◆ Problem details ◆
Only the line containing "Decode this image" and those after it, up to the end of the records below, are to be set down, exactly as written.

◆ Data for processing ◆
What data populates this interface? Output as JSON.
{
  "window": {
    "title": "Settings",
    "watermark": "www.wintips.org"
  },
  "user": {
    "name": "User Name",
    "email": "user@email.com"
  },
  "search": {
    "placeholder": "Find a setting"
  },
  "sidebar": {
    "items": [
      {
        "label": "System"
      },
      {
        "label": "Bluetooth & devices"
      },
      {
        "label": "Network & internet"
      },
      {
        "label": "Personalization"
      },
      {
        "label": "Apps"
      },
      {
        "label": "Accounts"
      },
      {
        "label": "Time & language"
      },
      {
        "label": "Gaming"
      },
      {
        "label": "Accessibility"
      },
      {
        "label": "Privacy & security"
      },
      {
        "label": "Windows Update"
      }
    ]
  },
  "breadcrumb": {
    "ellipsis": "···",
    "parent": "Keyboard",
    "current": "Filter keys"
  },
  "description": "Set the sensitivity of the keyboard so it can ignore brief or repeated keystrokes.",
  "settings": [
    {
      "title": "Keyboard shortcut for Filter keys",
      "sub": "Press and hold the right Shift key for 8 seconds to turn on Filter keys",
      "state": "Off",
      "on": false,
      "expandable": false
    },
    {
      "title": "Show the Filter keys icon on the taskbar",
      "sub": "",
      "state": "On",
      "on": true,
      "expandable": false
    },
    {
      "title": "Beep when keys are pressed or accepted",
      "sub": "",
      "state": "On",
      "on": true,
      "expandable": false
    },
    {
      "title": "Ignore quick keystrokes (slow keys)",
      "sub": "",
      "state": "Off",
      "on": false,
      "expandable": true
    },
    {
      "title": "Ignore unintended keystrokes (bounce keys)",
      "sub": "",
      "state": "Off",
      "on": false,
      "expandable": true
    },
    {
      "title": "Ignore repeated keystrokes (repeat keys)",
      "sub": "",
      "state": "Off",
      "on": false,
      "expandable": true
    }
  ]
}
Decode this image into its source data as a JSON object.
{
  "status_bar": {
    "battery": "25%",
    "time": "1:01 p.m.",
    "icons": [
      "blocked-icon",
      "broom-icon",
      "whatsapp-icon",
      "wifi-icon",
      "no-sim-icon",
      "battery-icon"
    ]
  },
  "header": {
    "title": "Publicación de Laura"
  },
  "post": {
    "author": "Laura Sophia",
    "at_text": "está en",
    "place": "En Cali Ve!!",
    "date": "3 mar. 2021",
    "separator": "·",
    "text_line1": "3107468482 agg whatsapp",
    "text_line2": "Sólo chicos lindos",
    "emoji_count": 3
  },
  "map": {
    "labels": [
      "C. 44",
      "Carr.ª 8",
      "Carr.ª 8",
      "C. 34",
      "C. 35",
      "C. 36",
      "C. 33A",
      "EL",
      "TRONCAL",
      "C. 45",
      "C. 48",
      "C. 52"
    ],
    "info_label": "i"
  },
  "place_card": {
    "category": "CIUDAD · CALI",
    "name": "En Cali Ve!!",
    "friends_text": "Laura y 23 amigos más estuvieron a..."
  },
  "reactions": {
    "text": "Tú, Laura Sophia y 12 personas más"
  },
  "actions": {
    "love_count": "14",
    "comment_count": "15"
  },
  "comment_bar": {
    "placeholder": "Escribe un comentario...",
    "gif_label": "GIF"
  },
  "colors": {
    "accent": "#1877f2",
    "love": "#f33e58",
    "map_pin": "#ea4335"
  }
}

◆ Result ◆
Decode this image into its source data as a JSON object.
{
  "status_bar": {
    "battery": "25%",
    "time": "1:01 p.m.",
    "icons": [
      "blocked-icon",
      "broom-icon",
      "whatsapp-icon",
      "wifi-icon",
      "no-sim-icon",
      "battery-icon"
    ]
  },
  "header": {
    "title": "Publicación de Laura"
  },
  "post": {
    "author": "Laura Sophia",
    "at_text": "está en",
    "place": "En Cali Ve!!",
    "date": "3 mar. 2021",
    "separator": "·",
    "text_line1": "3107468482 agg whatsapp",
    "text_line2": "Sólo chicos lindos",
    "emoji_count": 3
  },
  "map": {
    "labels": [
      "C. 44",
      "Carr.ª 8",
      "Carr.ª 8",
      "C. 34",
      "C. 35",
      "C. 36",
      "C. 33A",
      "EL",
      "TRONCAL",
      "C. 45",
      "C. 48",
      "C. 52"
    ],
    "info_label": "i"
  },
  "place_card": {
    "category": "CIUDAD · CALI",
    "name": "En Cali Ve!!",
    "friends_text": "Laura y 23 amigos más estuvieron a..."
  },
  "reactions": {
    "text": "Tú, Laura Sophia y 12 personas más"
  },
  "actions": {
    "love_count": "14",
    "comment_count": "15"
  },
  "comment_bar": {
    "placeholder": "Escribe un comentario...",
    "gif_label": "GIF"
  },
  "colors": {
    "accent": "#1877f2",
    "love": "#f33e58",
    "map_pin": "#ea4335"
  }
}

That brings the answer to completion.